▸ What is expected: Apart from the images, reproduce every record word for word.

▸ Data extracted from a collection:
= Beginning of Section =

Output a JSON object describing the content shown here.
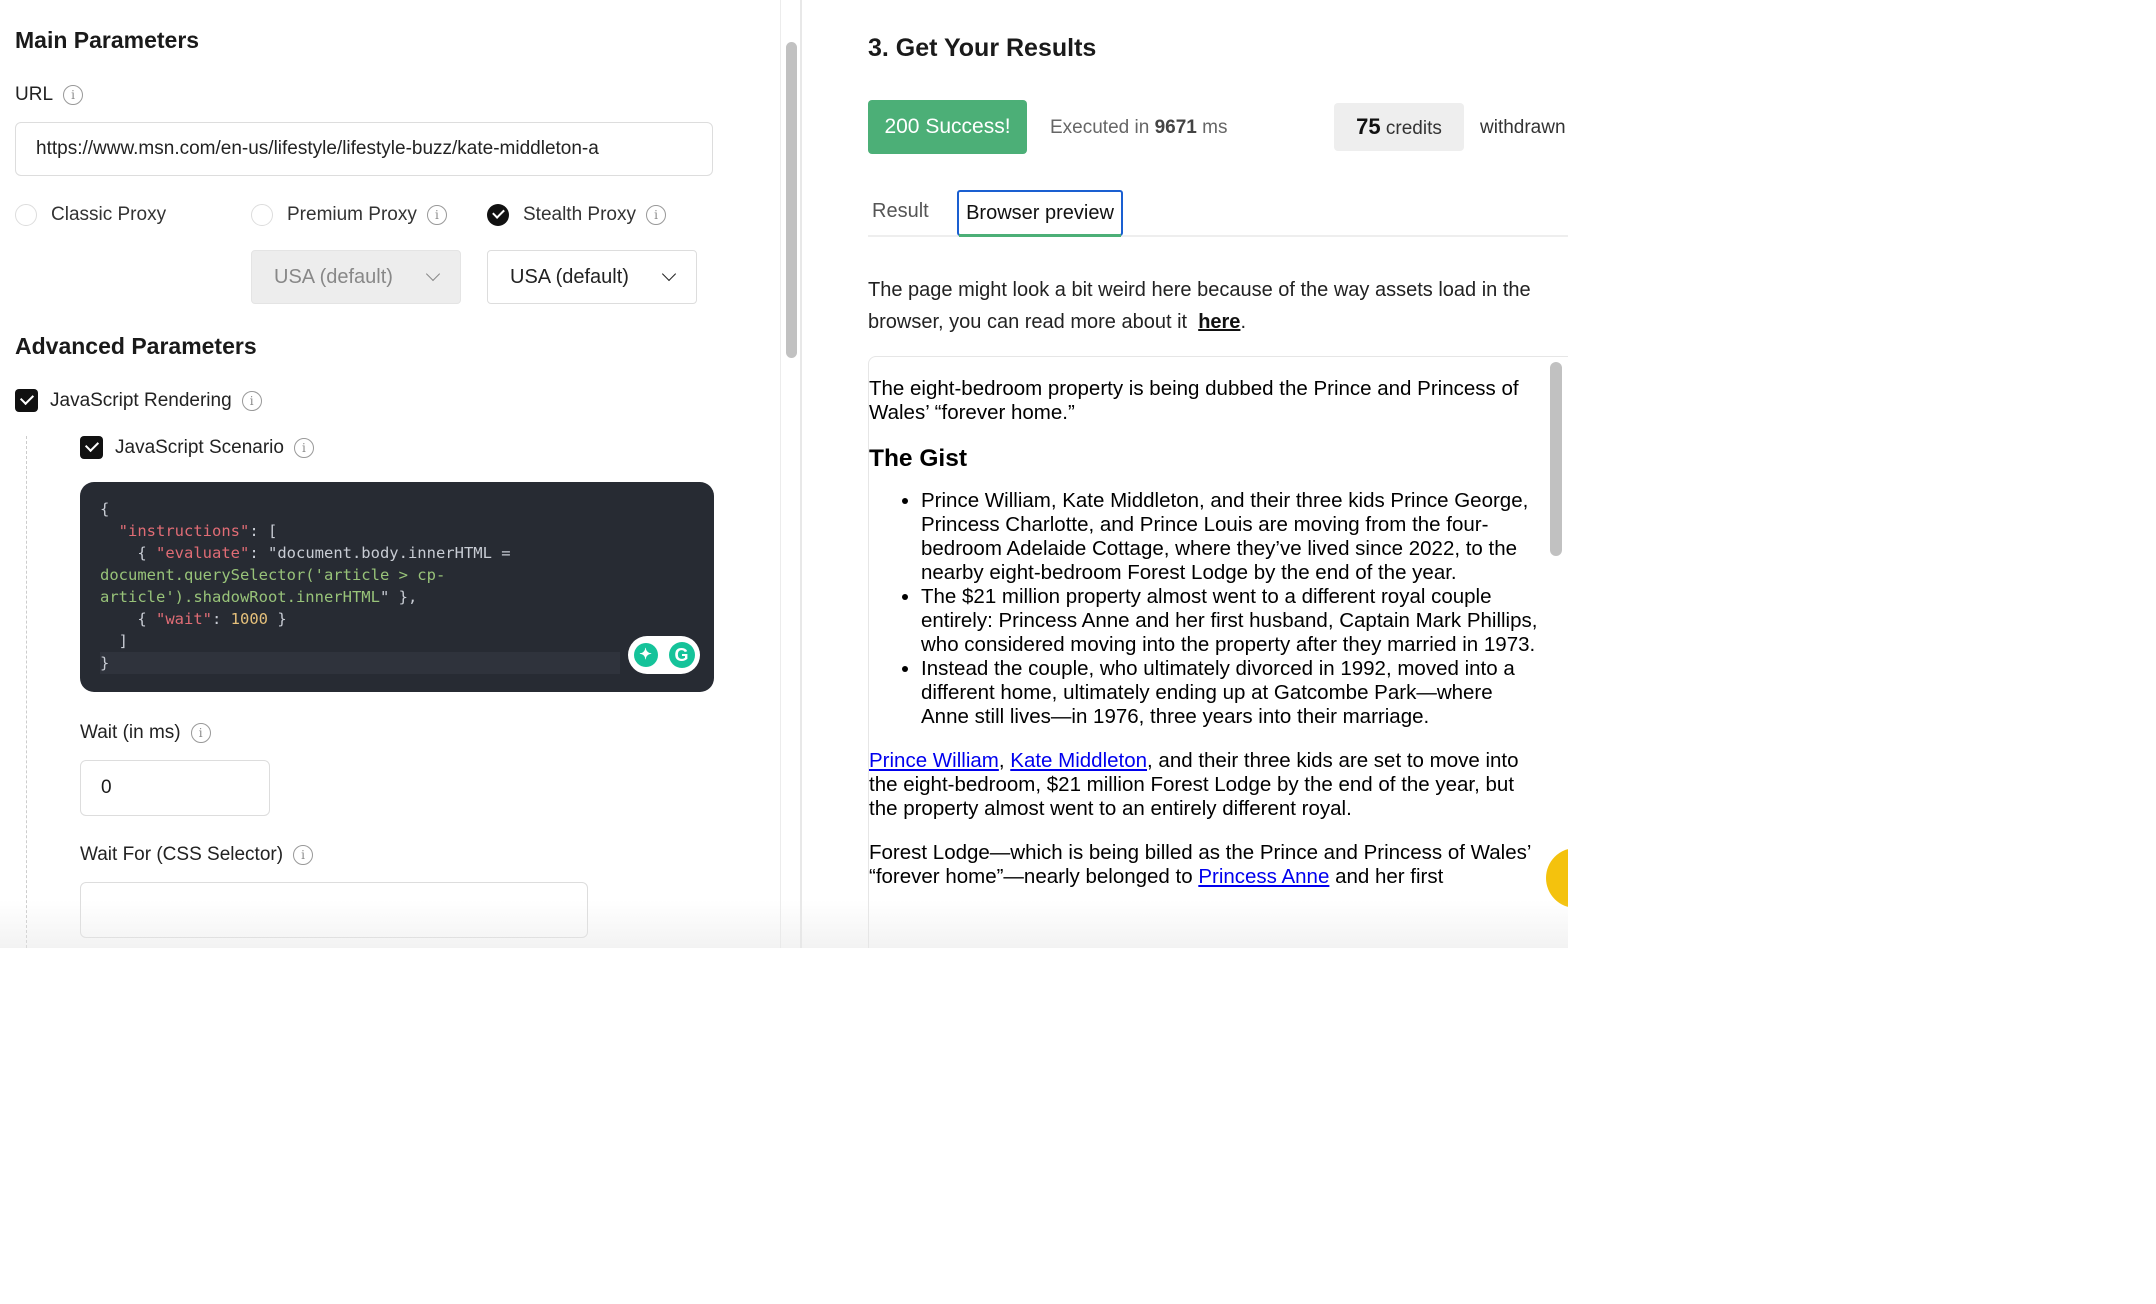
{
  "main_params": {
    "title": "Main Parameters",
    "url_label": "URL",
    "url_value": "https://www.msn.com/en-us/lifestyle/lifestyle-buzz/kate-middleton-a",
    "proxies": [
      {
        "label": "Classic Proxy",
        "selected": false
      },
      {
        "label": "Premium Proxy",
        "selected": false
      },
      {
        "label": "Stealth Proxy",
        "selected": true
      }
    ],
    "premium_country": "USA (default)",
    "stealth_country": "USA (default)"
  },
  "advanced_params": {
    "title": "Advanced Parameters",
    "js_rendering_label": "JavaScript Rendering",
    "js_scenario_label": "JavaScript Scenario",
    "code_lines": [
      "{",
      "  \"instructions\": [",
      "    { \"evaluate\": \"document.body.innerHTML =",
      "document.querySelector('article > cp-",
      "article').shadowRoot.innerHTML\" },",
      "    { \"wait\": 1000 }",
      "  ]",
      "}"
    ],
    "wait_label": "Wait (in ms)",
    "wait_value": "0",
    "wait_for_label": "Wait For (CSS Selector)",
    "wait_for_value": ""
  },
  "results": {
    "title": "3. Get Your Results",
    "status": "200 Success!",
    "exec_prefix": "Executed in",
    "exec_ms": "9671",
    "exec_unit": "ms",
    "credits_value": "75",
    "credits_label": "credits",
    "withdrawn": "withdrawn",
    "tabs": [
      "Result",
      "Browser preview"
    ],
    "note": "The page might look a bit weird here because of the way assets load in the browser, you can read more about it",
    "note_link": "here",
    "status_color": "#4caf77"
  },
  "preview": {
    "intro": "The eight-bedroom property is being dubbed the Prince and Princess of Wales’ “forever home.”",
    "heading": "The Gist",
    "bullets": [
      "Prince William, Kate Middleton, and their three kids Prince George, Princess Charlotte, and Prince Louis are moving from the four-bedroom Adelaide Cottage, where they’ve lived since 2022, to the nearby eight-bedroom Forest Lodge by the end of the year.",
      "The $21 million property almost went to a different royal couple entirely: Princess Anne and her first husband, Captain Mark Phillips, who considered moving into the property after they married in 1973.",
      "Instead the couple, who ultimately divorced in 1992, moved into a different home, ultimately ending up at Gatcombe Park—where Anne still lives—in 1976, three years into their marriage."
    ],
    "p2_link1": "Prince William",
    "p2_sep": ", ",
    "p2_link2": "Kate Middleton",
    "p2_rest": ", and their three kids are set to move into the eight-bedroom, $21 million Forest Lodge by the end of the year, but the property almost went to an entirely different royal.",
    "p3_start": "Forest Lodge—which is being billed as the Prince and Princess of Wales’ “forever home”—nearly belonged to ",
    "p3_link": "Princess Anne",
    "p3_end": " and her first"
  }
}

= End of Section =

▸ Answer to the exercise:
Output a JSON object describing the content shown here.
{
  "main_params": {
    "title": "Main Parameters",
    "url_label": "URL",
    "url_value": "https://www.msn.com/en-us/lifestyle/lifestyle-buzz/kate-middleton-a",
    "proxies": [
      {
        "label": "Classic Proxy",
        "selected": false
      },
      {
        "label": "Premium Proxy",
        "selected": false
      },
      {
        "label": "Stealth Proxy",
        "selected": true
      }
    ],
    "premium_country": "USA (default)",
    "stealth_country": "USA (default)"
  },
  "advanced_params": {
    "title": "Advanced Parameters",
    "js_rendering_label": "JavaScript Rendering",
    "js_scenario_label": "JavaScript Scenario",
    "code_lines": [
      "{",
      "  \"instructions\": [",
      "    { \"evaluate\": \"document.body.innerHTML =",
      "document.querySelector('article > cp-",
      "article').shadowRoot.innerHTML\" },",
      "    { \"wait\": 1000 }",
      "  ]",
      "}"
    ],
    "wait_label": "Wait (in ms)",
    "wait_value": "0",
    "wait_for_label": "Wait For (CSS Selector)",
    "wait_for_value": ""
  },
  "results": {
    "title": "3. Get Your Results",
    "status": "200 Success!",
    "exec_prefix": "Executed in",
    "exec_ms": "9671",
    "exec_unit": "ms",
    "credits_value": "75",
    "credits_label": "credits",
    "withdrawn": "withdrawn",
    "tabs": [
      "Result",
      "Browser preview"
    ],
    "note": "The page might look a bit weird here because of the way assets load in the browser, you can read more about it",
    "note_link": "here",
    "status_color": "#4caf77"
  },
  "preview": {
    "intro": "The eight-bedroom property is being dubbed the Prince and Princess of Wales’ “forever home.”",
    "heading": "The Gist",
    "bullets": [
      "Prince William, Kate Middleton, and their three kids Prince George, Princess Charlotte, and Prince Louis are moving from the four-bedroom Adelaide Cottage, where they’ve lived since 2022, to the nearby eight-bedroom Forest Lodge by the end of the year.",
      "The $21 million property almost went to a different royal couple entirely: Princess Anne and her first husband, Captain Mark Phillips, who considered moving into the property after they married in 1973.",
      "Instead the couple, who ultimately divorced in 1992, moved into a different home, ultimately ending up at Gatcombe Park—where Anne still lives—in 1976, three years into their marriage."
    ],
    "p2_link1": "Prince William",
    "p2_sep": ", ",
    "p2_link2": "Kate Middleton",
    "p2_rest": ", and their three kids are set to move into the eight-bedroom, $21 million Forest Lodge by the end of the year, but the property almost went to an entirely different royal.",
    "p3_start": "Forest Lodge—which is being billed as the Prince and Princess of Wales’ “forever home”—nearly belonged to ",
    "p3_link": "Princess Anne",
    "p3_end": " and her first"
  }
}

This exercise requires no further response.